Data to process: Begin

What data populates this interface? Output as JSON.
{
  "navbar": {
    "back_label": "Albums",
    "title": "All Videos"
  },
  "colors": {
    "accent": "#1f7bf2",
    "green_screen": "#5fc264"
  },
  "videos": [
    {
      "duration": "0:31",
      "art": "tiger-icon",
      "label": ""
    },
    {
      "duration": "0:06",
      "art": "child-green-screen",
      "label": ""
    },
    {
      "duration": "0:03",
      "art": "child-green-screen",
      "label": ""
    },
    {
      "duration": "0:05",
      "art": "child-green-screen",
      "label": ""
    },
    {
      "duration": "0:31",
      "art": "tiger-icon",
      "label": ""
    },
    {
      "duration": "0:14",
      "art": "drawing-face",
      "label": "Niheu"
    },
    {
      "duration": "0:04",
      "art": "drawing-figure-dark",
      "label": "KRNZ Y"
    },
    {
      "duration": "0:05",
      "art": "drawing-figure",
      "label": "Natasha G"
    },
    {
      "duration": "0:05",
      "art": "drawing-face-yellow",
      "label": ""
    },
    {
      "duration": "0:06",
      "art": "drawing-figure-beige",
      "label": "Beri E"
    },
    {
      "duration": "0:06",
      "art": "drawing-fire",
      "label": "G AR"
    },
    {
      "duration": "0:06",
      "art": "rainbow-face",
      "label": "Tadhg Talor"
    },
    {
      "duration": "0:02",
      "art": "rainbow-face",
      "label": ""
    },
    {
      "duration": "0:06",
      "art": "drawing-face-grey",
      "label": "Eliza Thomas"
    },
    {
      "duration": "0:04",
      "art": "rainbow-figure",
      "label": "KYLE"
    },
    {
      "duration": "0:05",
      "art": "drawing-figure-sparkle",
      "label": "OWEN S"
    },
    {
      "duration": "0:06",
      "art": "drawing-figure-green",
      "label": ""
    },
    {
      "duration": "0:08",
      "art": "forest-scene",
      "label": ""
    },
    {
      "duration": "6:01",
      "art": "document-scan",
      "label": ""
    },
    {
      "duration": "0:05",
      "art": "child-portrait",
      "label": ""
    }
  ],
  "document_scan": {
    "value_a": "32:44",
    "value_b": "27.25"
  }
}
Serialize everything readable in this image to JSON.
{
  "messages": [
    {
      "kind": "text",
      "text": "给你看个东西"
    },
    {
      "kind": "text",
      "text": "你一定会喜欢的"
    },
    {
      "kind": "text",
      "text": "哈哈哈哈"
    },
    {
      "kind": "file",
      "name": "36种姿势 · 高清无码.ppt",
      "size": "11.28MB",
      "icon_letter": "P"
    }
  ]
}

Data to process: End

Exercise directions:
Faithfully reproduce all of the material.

Task result:
What data populates this interface? Output as JSON.
{
  "navbar": {
    "back_label": "Albums",
    "title": "All Videos"
  },
  "colors": {
    "accent": "#1f7bf2",
    "green_screen": "#5fc264"
  },
  "videos": [
    {
      "duration": "0:31",
      "art": "tiger-icon",
      "label": ""
    },
    {
      "duration": "0:06",
      "art": "child-green-screen",
      "label": ""
    },
    {
      "duration": "0:03",
      "art": "child-green-screen",
      "label": ""
    },
    {
      "duration": "0:05",
      "art": "child-green-screen",
      "label": ""
    },
    {
      "duration": "0:31",
      "art": "tiger-icon",
      "label": ""
    },
    {
      "duration": "0:14",
      "art": "drawing-face",
      "label": "Niheu"
    },
    {
      "duration": "0:04",
      "art": "drawing-figure-dark",
      "label": "KRNZ Y"
    },
    {
      "duration": "0:05",
      "art": "drawing-figure",
      "label": "Natasha G"
    },
    {
      "duration": "0:05",
      "art": "drawing-face-yellow",
      "label": ""
    },
    {
      "duration": "0:06",
      "art": "drawing-figure-beige",
      "label": "Beri E"
    },
    {
      "duration": "0:06",
      "art": "drawing-fire",
      "label": "G AR"
    },
    {
      "duration": "0:06",
      "art": "rainbow-face",
      "label": "Tadhg Talor"
    },
    {
      "duration": "0:02",
      "art": "rainbow-face",
      "label": ""
    },
    {
      "duration": "0:06",
      "art": "drawing-face-grey",
      "label": "Eliza Thomas"
    },
    {
      "duration": "0:04",
      "art": "rainbow-figure",
      "label": "KYLE"
    },
    {
      "duration": "0:05",
      "art": "drawing-figure-sparkle",
      "label": "OWEN S"
    },
    {
      "duration": "0:06",
      "art": "drawing-figure-green",
      "label": ""
    },
    {
      "duration": "0:08",
      "art": "forest-scene",
      "label": ""
    },
    {
      "duration": "6:01",
      "art": "document-scan",
      "label": ""
    },
    {
      "duration": "0:05",
      "art": "child-portrait",
      "label": ""
    }
  ],
  "document_scan": {
    "value_a": "32:44",
    "value_b": "27.25"
  }
}
Serialize everything readable in this image to JSON.
{
  "messages": [
    {
      "kind": "text",
      "text": "给你看个东西"
    },
    {
      "kind": "text",
      "text": "你一定会喜欢的"
    },
    {
      "kind": "text",
      "text": "哈哈哈哈"
    },
    {
      "kind": "file",
      "name": "36种姿势 · 高清无码.ppt",
      "size": "11.28MB",
      "icon_letter": "P"
    }
  ]
}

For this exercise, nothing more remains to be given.